The World Health Organization has designated 2020 as the “year of the nurse and midwife.” Along with this, on May 12 we are also lucky enough to be celebrating the 200th anniversary of Florence Nightingale’s birth.

School nurses are on the front lines playing an integral role linking health care and education. We, as school nurses, have learned to meet the ever-changing needs of our students and community as health care providers. Our primary goal as school nurses continues to be about promoting wellness and improving the health of children, even during this pandemic. School nurses seem to soldier on and adapt while continuing to support academic success of students.

During this crisis school nurses are becoming innovative like never before and stepping outside of their comfort zones to support and guide not only students but parents, teachers, administrators and superintendents as well.

Judith Doran, a school nurse from Marshwood Middle School in Eliot, said it best: “You may not find school nurses gowned and masked in an incomprehensibly busy emergency department, ICU or in-patient setting but we have found other ways to help students.”

School nurses across Maine are checking in on students and families with chronic health conditions using Zoom or Google chat. They are creating webinars, ensuring CDC guidelines are being met, delivering meals and updating school communities on COVID-19. Here are some detailed examples on how school nurses are adapting.

Karen Chiang from South Berwick is hosting an after-school virtual baking and garden club.

Shannon Robbins from RSU 71 in Belfast and Crystal Greaves from AOS 94/SAD 46 in Dexter are working to deliver meals weekly on school bus routes in conjunction with the Good Shepherd Food Bank, which has adapted to help school pantries.

Jody Gray, Melanie Lessard and I from RSU 4 in Wales are nurses working on student and staff activity and mindfulness calendars.

Melissa Brewer from Winthrop has updated her district’s website.

Melanie Whited from RSU16 in Poland is attending mental health trainings, strengthening her skill set.

Nancy Hoskins from RSU 19 in Newport is making cloth face coverings for school staff, postal staff and community businesses.
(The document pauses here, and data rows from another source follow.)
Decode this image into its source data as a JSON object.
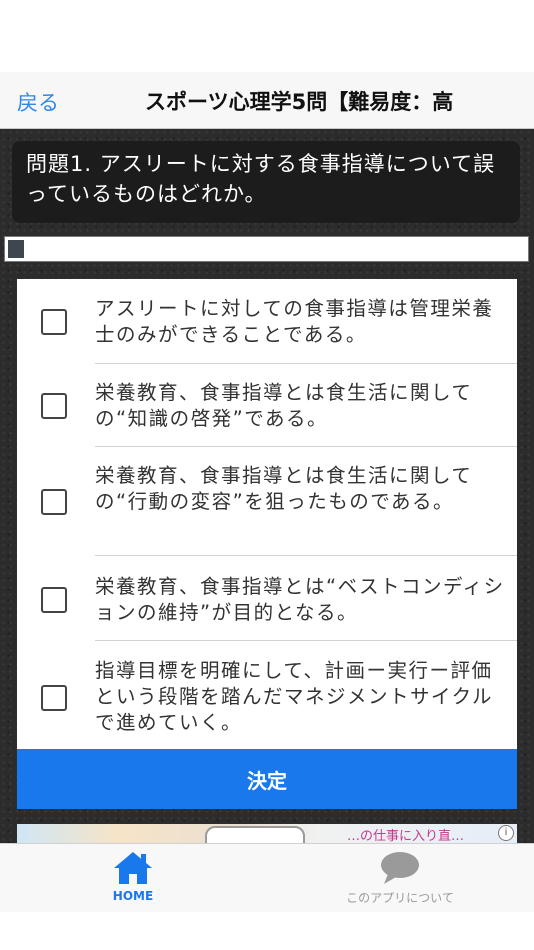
{
  "nav": {
    "back_label": "戻る",
    "title": "スポーツ心理学5問【難易度：高"
  },
  "question": {
    "text": "問題1. アスリートに対する食事指導について誤っているものはどれか。"
  },
  "progress": {
    "value": 0.03
  },
  "options": [
    {
      "text": "アスリートに対しての食事指導は管理栄養士のみができることである。",
      "checked": false
    },
    {
      "text": "栄養教育、食事指導とは食生活に関しての“知識の啓発”である。",
      "checked": false
    },
    {
      "text": "栄養教育、食事指導とは食生活に関しての“行動の変容”を狙ったものである。",
      "checked": false
    },
    {
      "text": "栄養教育、食事指導とは“ベストコンディションの維持”が目的となる。",
      "checked": false
    },
    {
      "text": "指導目標を明確にして、計画ー実行ー評価という段階を踏んだマネジメントサイクルで進めていく。",
      "checked": false
    }
  ],
  "decide_button": {
    "label": "決定"
  },
  "ad": {
    "text": "…の仕事に入り直…",
    "info_icon": "info-icon"
  },
  "tabs": [
    {
      "label": "HOME",
      "icon": "home-icon",
      "active": true
    },
    {
      "label": "このアプリについて",
      "icon": "speech-bubble-icon",
      "active": false
    }
  ],
  "colors": {
    "accent": "#1878ec",
    "link": "#2f86e8",
    "background": "#2c2c2c",
    "question_box": "#1c1c1c",
    "inactive_tab": "#9a9a9a"
  }
}
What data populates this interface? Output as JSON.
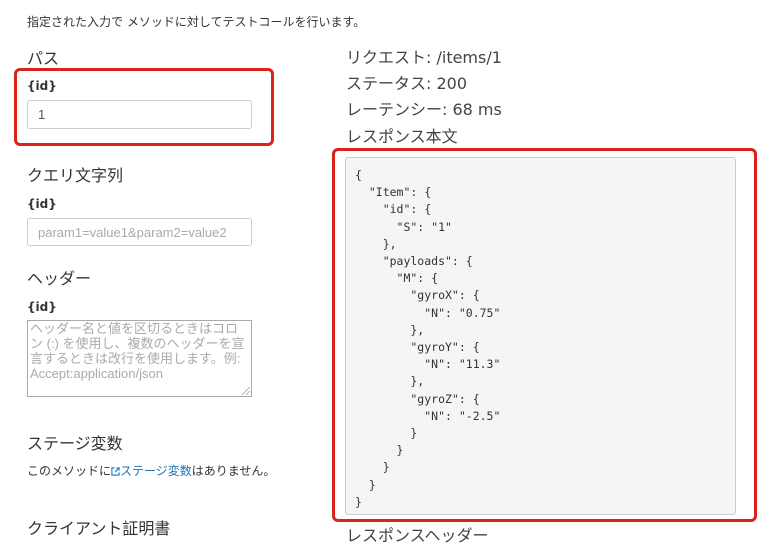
{
  "intro": "指定された入力で メソッドに対してテストコールを行います。",
  "path": {
    "heading": "パス",
    "param_label": "{id}",
    "value": "1"
  },
  "query": {
    "heading": "クエリ文字列",
    "param_label": "{id}",
    "placeholder": "param1=value1&param2=value2"
  },
  "headers": {
    "heading": "ヘッダー",
    "param_label": "{id}",
    "placeholder": "ヘッダー名と値を区切るときはコロン (:) を使用し、複数のヘッダーを宣言するときは改行を使用します。例: Accept:application/json"
  },
  "stage_vars": {
    "heading": "ステージ変数",
    "text_before": "このメソッドに",
    "link_text": "ステージ変数",
    "text_after": "はありません。"
  },
  "client_cert": {
    "heading": "クライアント証明書"
  },
  "response": {
    "request_label": "リクエスト: /items/1",
    "status_label": "ステータス: 200",
    "latency_label": "レーテンシー: 68 ms",
    "body_heading": "レスポンス本文",
    "body": "{\n  \"Item\": {\n    \"id\": {\n      \"S\": \"1\"\n    },\n    \"payloads\": {\n      \"M\": {\n        \"gyroX\": {\n          \"N\": \"0.75\"\n        },\n        \"gyroY\": {\n          \"N\": \"11.3\"\n        },\n        \"gyroZ\": {\n          \"N\": \"-2.5\"\n        }\n      }\n    }\n  }\n}",
    "headers_heading": "レスポンスヘッダー"
  },
  "colors": {
    "highlight": "#d9231b",
    "link": "#1a73b8"
  }
}
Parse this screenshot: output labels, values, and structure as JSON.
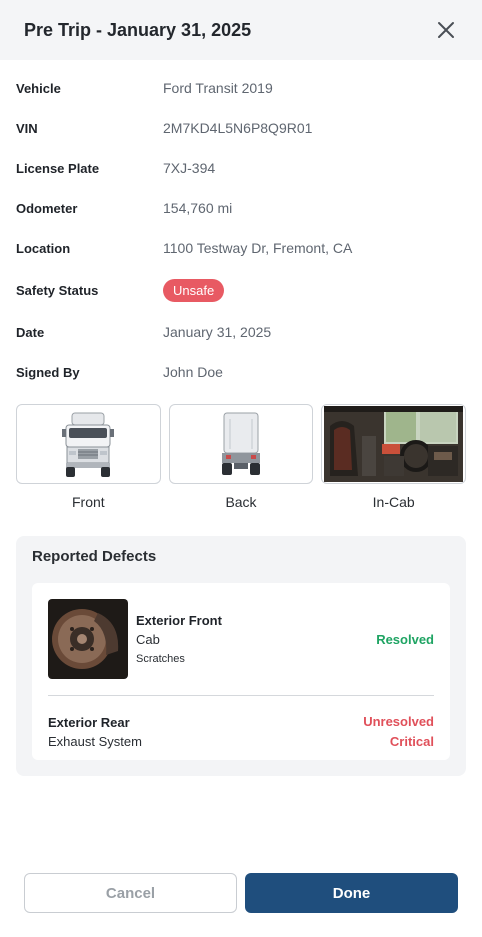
{
  "header": {
    "title": "Pre Trip - January 31, 2025"
  },
  "fields": [
    {
      "label": "Vehicle",
      "value": "Ford Transit 2019"
    },
    {
      "label": "VIN",
      "value": "2M7KD4L5N6P8Q9R01"
    },
    {
      "label": "License Plate",
      "value": "7XJ-394"
    },
    {
      "label": "Odometer",
      "value": "154,760 mi"
    },
    {
      "label": "Location",
      "value": "1100 Testway Dr, Fremont, CA"
    },
    {
      "label": "Safety Status",
      "value": "Unsafe"
    },
    {
      "label": "Date",
      "value": "January 31, 2025"
    },
    {
      "label": "Signed By",
      "value": "John Doe"
    }
  ],
  "photos": [
    {
      "label": "Front"
    },
    {
      "label": "Back"
    },
    {
      "label": "In-Cab"
    }
  ],
  "defects": {
    "title": "Reported Defects",
    "items": [
      {
        "title": "Exterior Front",
        "component": "Cab",
        "note": "Scratches",
        "status": "Resolved"
      },
      {
        "title": "Exterior Rear",
        "component": "Exhaust System",
        "status": "Unresolved",
        "severity": "Critical"
      }
    ]
  },
  "footer": {
    "cancel_label": "Cancel",
    "done_label": "Done"
  },
  "colors": {
    "unsafe": "#e85a63",
    "resolved": "#1fa463",
    "unresolved": "#e0505a",
    "primary": "#1f4e7d"
  }
}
On behalf of the Maine Association of School Nurses, I would like to take this opportunity to thank and celebrate 4,000 school nurses throughout Maine on National School Nurse Day for their outstanding commitment to our students and community during this pandemic. I also wanted to highlight the action of nurses everywhere and say thank you for your dedication and ability to adapt to patient needs in this ever changing environment.
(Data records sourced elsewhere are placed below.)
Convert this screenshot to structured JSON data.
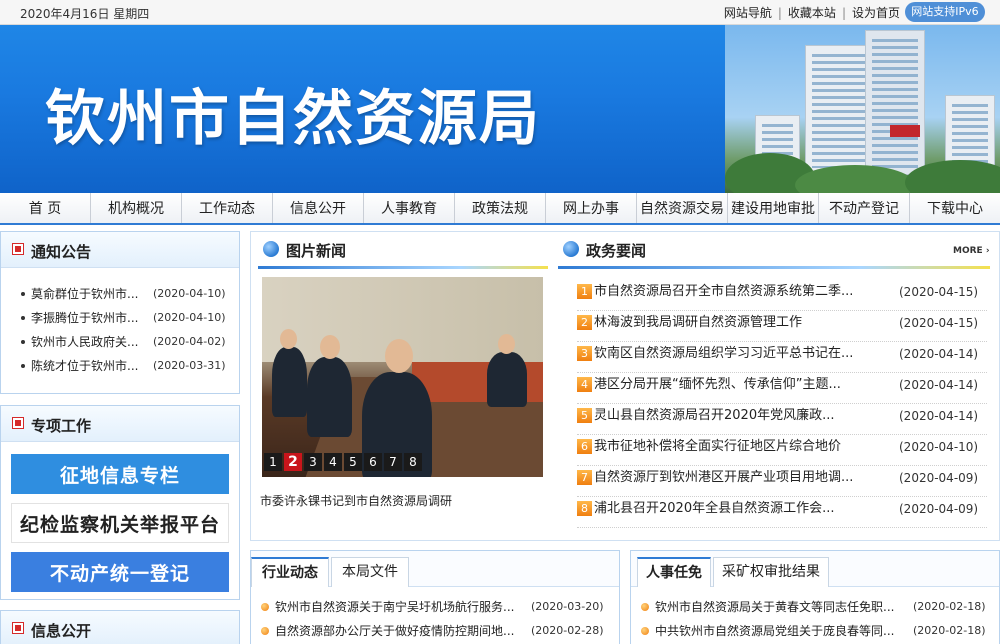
{
  "topbar": {
    "date": "2020年4月16日 星期四",
    "links": [
      "网站导航",
      "收藏本站",
      "设为首页"
    ],
    "separator": "|",
    "ipv6_badge": "网站支持IPv6"
  },
  "banner": {
    "site_title": "钦州市自然资源局"
  },
  "nav": {
    "items": [
      "首 页",
      "机构概况",
      "工作动态",
      "信息公开",
      "人事教育",
      "政策法规",
      "网上办事",
      "自然资源交易",
      "建设用地审批",
      "不动产登记",
      "下载中心"
    ]
  },
  "notice": {
    "title": "通知公告",
    "items": [
      {
        "title": "莫俞群位于钦州市...",
        "date": "(2020-04-10)"
      },
      {
        "title": "李振腾位于钦州市...",
        "date": "(2020-04-10)"
      },
      {
        "title": "钦州市人民政府关...",
        "date": "(2020-04-02)"
      },
      {
        "title": "陈统才位于钦州市...",
        "date": "(2020-03-31)"
      }
    ]
  },
  "special": {
    "title": "专项工作",
    "banners": [
      {
        "label": "征地信息专栏",
        "bg": "#2f8ee0",
        "fg": "#ffffff"
      },
      {
        "label": "纪检监察机关举报平台",
        "bg": "#ffffff",
        "fg": "#222222"
      },
      {
        "label": "不动产统一登记",
        "bg": "#3a7fe0",
        "fg": "#ffffff"
      }
    ]
  },
  "info_open": {
    "title": "信息公开"
  },
  "photo_news": {
    "title": "图片新闻",
    "pages": [
      "1",
      "2",
      "3",
      "4",
      "5",
      "6",
      "7",
      "8"
    ],
    "active_page": "2",
    "caption": "市委许永锞书记到市自然资源局调研"
  },
  "gov_news": {
    "title": "政务要闻",
    "more": "MORE ›",
    "items": [
      {
        "num": "1",
        "title": "市自然资源局召开全市自然资源系统第二季...",
        "date": "(2020-04-15)"
      },
      {
        "num": "2",
        "title": "林海波到我局调研自然资源管理工作",
        "date": "(2020-04-15)"
      },
      {
        "num": "3",
        "title": "钦南区自然资源局组织学习习近平总书记在...",
        "date": "(2020-04-14)"
      },
      {
        "num": "4",
        "title": "港区分局开展“缅怀先烈、传承信仰”主题...",
        "date": "(2020-04-14)"
      },
      {
        "num": "5",
        "title": "灵山县自然资源局召开2020年党风廉政...",
        "date": "(2020-04-14)"
      },
      {
        "num": "6",
        "title": "我市征地补偿将全面实行征地区片综合地价",
        "date": "(2020-04-10)"
      },
      {
        "num": "7",
        "title": "自然资源厅到钦州港区开展产业项目用地调...",
        "date": "(2020-04-09)"
      },
      {
        "num": "8",
        "title": "浦北县召开2020年全县自然资源工作会...",
        "date": "(2020-04-09)"
      }
    ]
  },
  "industry": {
    "tabs": [
      "行业动态",
      "本局文件"
    ],
    "items": [
      {
        "title": "钦州市自然资源关于南宁吴圩机场航行服务...",
        "date": "(2020-03-20)"
      },
      {
        "title": "自然资源部办公厅关于做好疫情防控期间地...",
        "date": "(2020-02-28)"
      }
    ]
  },
  "personnel": {
    "tabs": [
      "人事任免",
      "采矿权审批结果"
    ],
    "items": [
      {
        "title": "钦州市自然资源局关于黄春文等同志任免职...",
        "date": "(2020-02-18)"
      },
      {
        "title": "中共钦州市自然资源局党组关于庞良春等同...",
        "date": "(2020-02-18)"
      }
    ]
  }
}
Melinda Nadeau is a school nurse at the Carrie Ricker School in RSU 4 in Litchfield. She is president-elect of the Maine Association of School Nurses.